Review: How to Solve Our Human Problems, Part 1 by Belle and Sebastian

How to Solve Our Human Problems, Part 1 by Belle and SebastianHow to Solve Our Human Problems is designed to be three EPs, and that benefits Belle and Sebastian for a few reasons: it relieves them of the need to compile enough suitable material for a full record, and it keeps their profile relatively up there as the EPs trickle out. I’ve been hearing “We Were Beautiful” for a few months now, so it’s working, somehow. Oh, and one more benefit: you don’t need to have a theme. The first of their new EPs is a bit scattershot, literally: starts low, swings up, swings back down, and then back up again.

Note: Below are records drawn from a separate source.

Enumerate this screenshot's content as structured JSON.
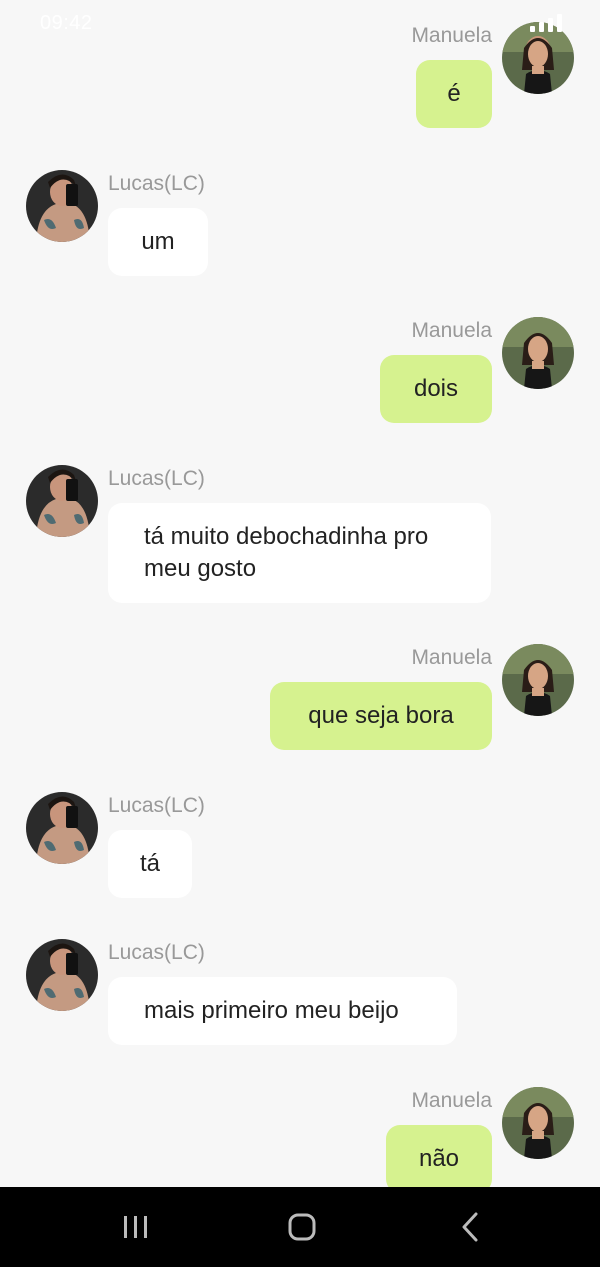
{
  "status_bar": {
    "time": "09:42"
  },
  "contacts": {
    "me": "Manuela",
    "other": "Lucas(LC)"
  },
  "messages": [
    {
      "sender": "Manuela",
      "text": "é"
    },
    {
      "sender": "Lucas(LC)",
      "text": "um"
    },
    {
      "sender": "Manuela",
      "text": "dois"
    },
    {
      "sender": "Lucas(LC)",
      "text": "tá muito debochadinha pro meu gosto"
    },
    {
      "sender": "Manuela",
      "text": "que seja bora"
    },
    {
      "sender": "Lucas(LC)",
      "text": "tá"
    },
    {
      "sender": "Lucas(LC)",
      "text": "mais primeiro meu beijo"
    },
    {
      "sender": "Manuela",
      "text": "não"
    }
  ],
  "colors": {
    "background": "#f7f7f7",
    "outgoing_bubble": "#d6f28f",
    "incoming_bubble": "#ffffff",
    "sender_name": "#999999",
    "nav_bar": "#000000"
  },
  "icons": {
    "nav_recent": "recent-apps-icon",
    "nav_home": "home-icon",
    "nav_back": "back-icon"
  }
}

But then you’re compelled to not see this as a concept but as a collection of tracks put together, so outside the gear changes you get used to how the sublime “Sweet Dew Lee” leads to the shiny “We Were Beautiful”, then to the easy country-fied “Fickle Season”, then to the even shinier “The Girl Doesn’t Get It” – the dance floor influences from their last record have not quite left them. But the whole thing unexpectedly concludes with the final track: “Everything is Now” hypnotically drills down a point, and then subverts it at the last possible moment. Is that the thesis statement I have just decided not to look for because of the format alone? Perhaps. [NB]3/5

“You have me so frustrated waiting for your love.”

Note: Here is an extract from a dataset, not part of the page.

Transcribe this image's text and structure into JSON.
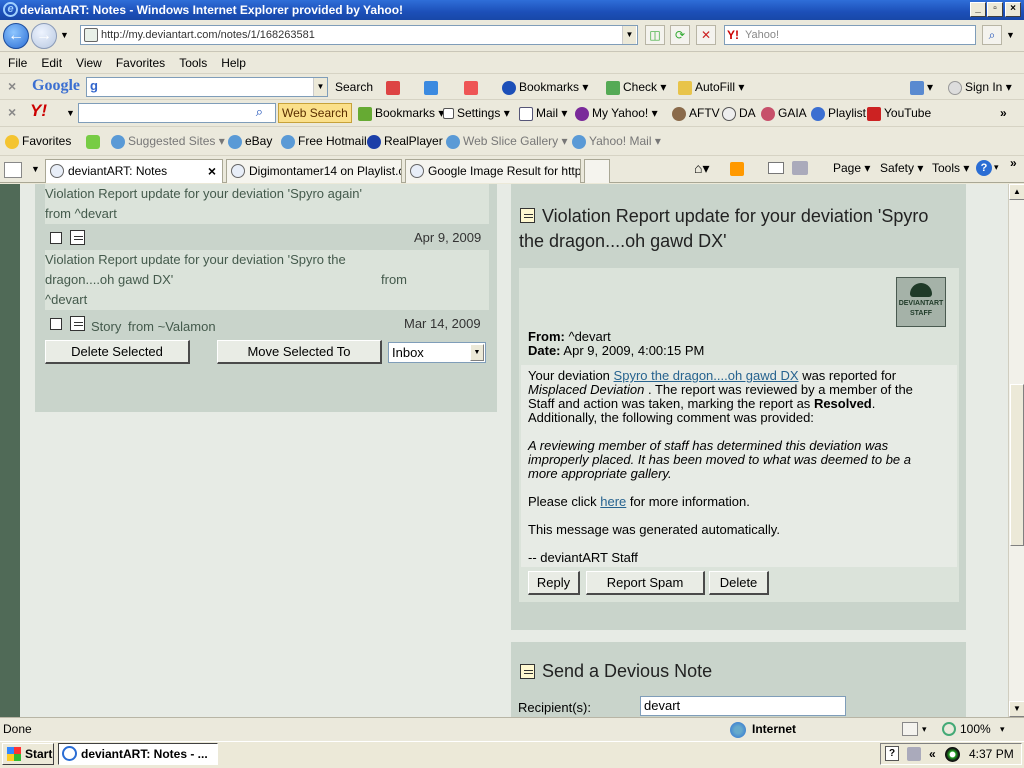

“Flipside” by the Keymakers | Last item on the inbox. For the year! I mean, I have to close the inbox at some point, especially since next week is our last week (for the year, for now). We’ve written about the Keymakers a couple of months back: brothers Rome Alexander and Rederic have impressed us with an old-school sound that doesn’t press on it too much. This one also has that vibe, but it’s considerably different from “Good For You”, in that it builds into some sort of 90s groove, but with some modern whistles on nonetheless. The brothers are doing good things – consider that I’m not really into R&B – and I’m looking forward to what they do next. [NB] (Have things I should hear? Drop me a line here.)

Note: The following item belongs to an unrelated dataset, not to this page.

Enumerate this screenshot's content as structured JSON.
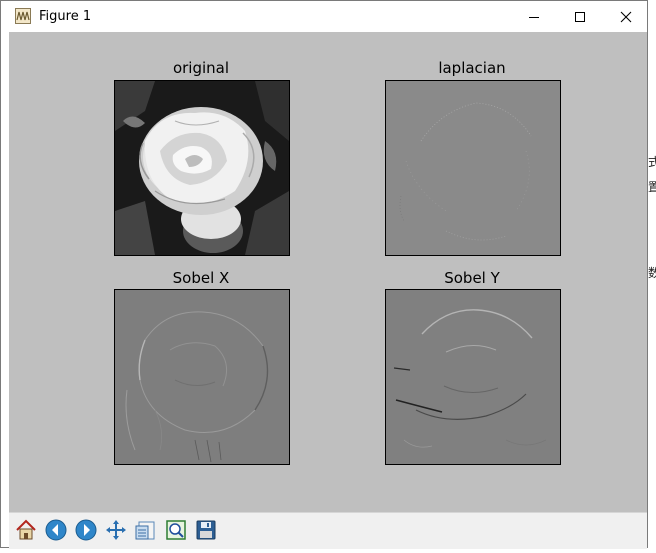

“I still got my eyes on the prize.”

“Cell Dilution” by Gus Harrower | This song was sitting on my inbox for a couple of weeks, which triggered my “I have to catch up with everything” mode. Here’s how it goes. I click on the link, and read a bit about the act, all while the song plays. There’s piano. This seems straightforward. And then the keys go a bit upbeat – that upswing, that uptick. Hey. It settles down for a while, but then it kicks up again: drums, a bit of guitar. Do I say this gives me a bit of Jack Garratt feel? Sure, it’s different – Gus Harrower does not have a husky voice, but there’s that uplifting quality that’s common between the two. Only, without the husky voice, he does not sound like he’s trying to hard to be world-weary (not that I’m saying Jack is; it’s just a trope in such songs). I find my feet tapping. This guy is from Edinburgh. That place doesn’t get much credit musically. I decide I’m liking this. A new EP drops next year, perhaps. The press release did say winter. [NB] (Have things I should hear? Drop me a line here.)

“Don’t think you knew you were in this song.”

“Five Years” by David Bowie | Even I get sidetracked these days. I was supposed to write about Saturday – my fifth year with my hunny. I was supposed to write about APink’s “Five”, complete with anecdote about how me thinking of buying Pink Up makes me, in her joking words, “yuck yuck”. But then that moment has passed, and a part of me wants to keep this milestone relatively quiet online. As for this, I was thinking of other songs about “five years” (well, that was a really cursory look) and stumbled upon this, the opener to Bowie’s Ziggy Stardust record, and remembered how, in those five years, I have actually gotten… worse, so to speak. Without her by my side, I would not have made it through these five years. [NB]